Well it’s kind of a crazy, eclectic mix. One that jumps to mind is Buckminster Fuller, who was a visionary and an architect. I really enjoy delving into systems thinking, which may not be a choice that people gravitate towards initially. Stan Brakhage comes to mind, the experimental nature of his work and the visual tapestry he was able to create, definitely influenced what I’m interested in. Also, I just love the fact that the vast majority of his films were silent. On another side, I really enjoyed the Cinéma vérité of Frederick Wiseman. He would release something like High School (1968), in this area the film was banned, as were a number of his other works. When the people would see his films though, they would feel that it was an honest representation of who they were. I just think that the power of what can be done in terms of documenting or sharing something like that is really important. I really love Stanley Kubrick’s work as well. I love the meticulous nature of it, the very strong visual design, and the attention to detail. I was just recently at Thomas Edison’s laboratory with my son over the summer, and was just struck by the tenacity and the number of tries it took to create a filament for the lightbulb, just thousands and thousands of times of trying something. I really have a respect for that willingness to fail and pick yourself up and try again. My work sprawls across a whole bunch of different areas; I feel more and more that I want it to draw from as many different sources as possible.

Artwork from Lance Weiler’s new production, “Where There’s Smoke”.

What’s on the horizon for you?

I’m working on some new film and television projects at the moment. I’m also working on a new project called Where There’s Smoke, which is something that I kind of started and stopped over the last seventeen years or more. I’ve built it out into this live documentary, meets immersive theater, meets escape room. I just recently did a showing of it in New York, and I’ll soon be taking it out and touring the world with it. It’s a bit of a collaboration with my father that explores memory and loss, life and death, and looks at growing up in a fire-fighting culture. I’m very excited about it. I’ve also just been really leaning into what I’m doing at Columbia, I really love it. It’s this amazing space that we’re creating for experimentation, to have that freedom to experiment is very exciting.


Lance’s closing thoughts on the 20th anniversary of “The Last Broadcast.”

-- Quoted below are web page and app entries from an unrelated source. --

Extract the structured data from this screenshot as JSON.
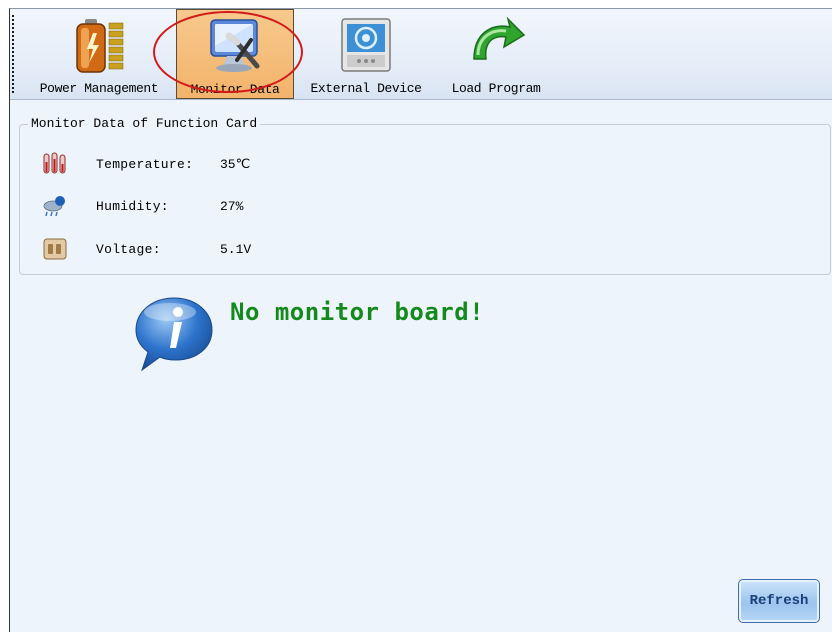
{
  "toolbar": {
    "items": [
      {
        "label": "Power Management",
        "icon": "battery-icon"
      },
      {
        "label": "Monitor Data",
        "icon": "monitor-tools-icon",
        "selected": true
      },
      {
        "label": "External Device",
        "icon": "external-device-icon"
      },
      {
        "label": "Load Program",
        "icon": "load-arrow-icon"
      }
    ]
  },
  "monitor_group": {
    "title": "Monitor Data of Function Card",
    "rows": [
      {
        "label": "Temperature:",
        "value": "35℃",
        "icon": "thermometer-icon"
      },
      {
        "label": "Humidity:",
        "value": "27%",
        "icon": "humidity-icon"
      },
      {
        "label": "Voltage:",
        "value": "5.1V",
        "icon": "voltage-icon"
      }
    ]
  },
  "message": "No monitor board!",
  "refresh_label": "Refresh",
  "colors": {
    "message": "#138a1b",
    "highlight": "#d21a1a",
    "selected_tab": "#f3b36a",
    "panel_bg": "#eef4fb"
  }
}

I think that what’s so wonderful about The Last Broadcast, looking back at it 20 years later, is that there are things that we were exploring in that that are now so relevant. This was pre YouTube, Facebook, and social media. Stefan and I were exploring this idea of what’s real, what’s not, and the question of “How can you make sense of the world around you when things start to become digital, and anything can be manipulated?” When I looked back on it in a screening earlier this year, I was struck by what a wonderful time capsule of the late 90’s it is, how different the internet and culture were at that time, and how we were making a comment on that all the way back then. A number of these things actually happened over the course of those 20 years that have passed, which is really exciting. The film has this wonderful kind of cinematic-historical footnote where it was truly innovative in the way that it was released, and the subject matter has become so relevant today.

I feel very fortunate and honored that it’s gone on to become a cult film, and that it’s been seen all over the world. When I look back on it and know that it all started there at the County Theater in Doylestown, I mean, it’s just been a wild ride. I know Stefan would feel the same way. We feel really excited to bring it back and celebrate the 20th anniversary where it all started.


The Last Broadcast will be playing at the County Theater on Tuesday, October 23rd at 7:30pm, and at The Ambler Theater on Wednesday, October 24th at 7:30pm. Both screenings will be introduced, and followed by a discussion with filmmakers Lance Weiler, and Stefan Avalos.
You can also join us for Frankenstein (1931), playing Wednesday, October 25th at 7:30pm at the Princeton Garden Theater. Presented as part of our Prof Pics series, the film will be preceded by an introduction and presentation by Lance Weiler including more information and a small demonstration of the Frankenstein AI project.